### INSTRUCTIONS FOR THE TASK
Please retype the records below exactly, leaving out any pictures.

--

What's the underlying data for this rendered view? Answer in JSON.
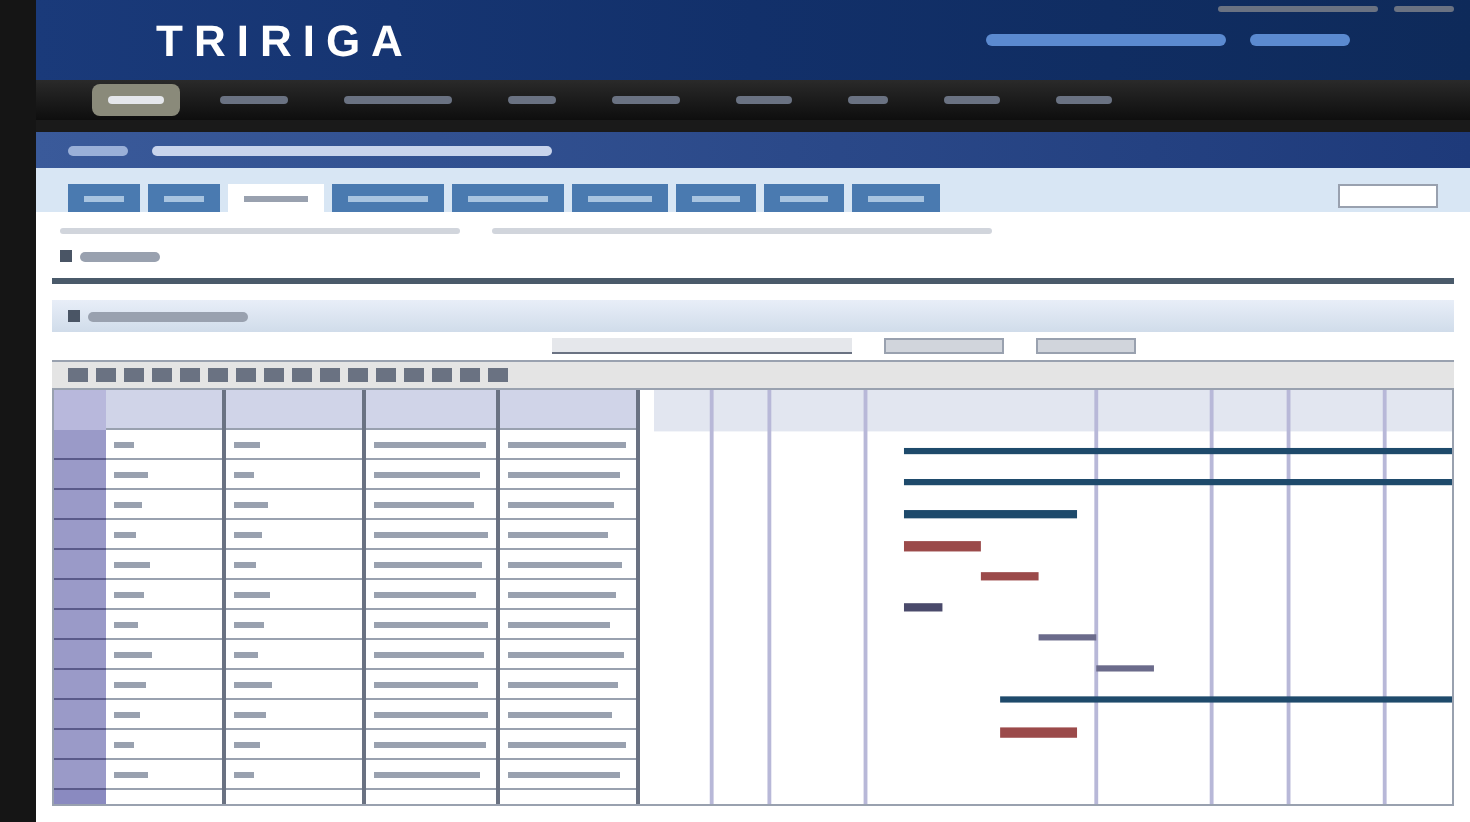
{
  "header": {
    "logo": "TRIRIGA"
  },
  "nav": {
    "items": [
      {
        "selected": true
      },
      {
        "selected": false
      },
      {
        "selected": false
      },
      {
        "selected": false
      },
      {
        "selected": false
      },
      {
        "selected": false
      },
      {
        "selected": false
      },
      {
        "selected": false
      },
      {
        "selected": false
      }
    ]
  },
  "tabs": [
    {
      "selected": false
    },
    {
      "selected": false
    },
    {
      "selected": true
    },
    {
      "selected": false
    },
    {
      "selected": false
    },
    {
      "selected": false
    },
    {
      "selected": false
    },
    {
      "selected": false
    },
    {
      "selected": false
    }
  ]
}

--

### SOLUTION TO THIS PROBLEM
What's the underlying data for this rendered view? Answer in JSON.
{
  "header": {
    "logo": "TRIRIGA"
  },
  "nav": {
    "items": [
      {
        "selected": true
      },
      {
        "selected": false
      },
      {
        "selected": false
      },
      {
        "selected": false
      },
      {
        "selected": false
      },
      {
        "selected": false
      },
      {
        "selected": false
      },
      {
        "selected": false
      },
      {
        "selected": false
      }
    ]
  },
  "tabs": [
    {
      "selected": false
    },
    {
      "selected": false
    },
    {
      "selected": true
    },
    {
      "selected": false
    },
    {
      "selected": false
    },
    {
      "selected": false
    },
    {
      "selected": false
    },
    {
      "selected": false
    },
    {
      "selected": false
    }
  ]
}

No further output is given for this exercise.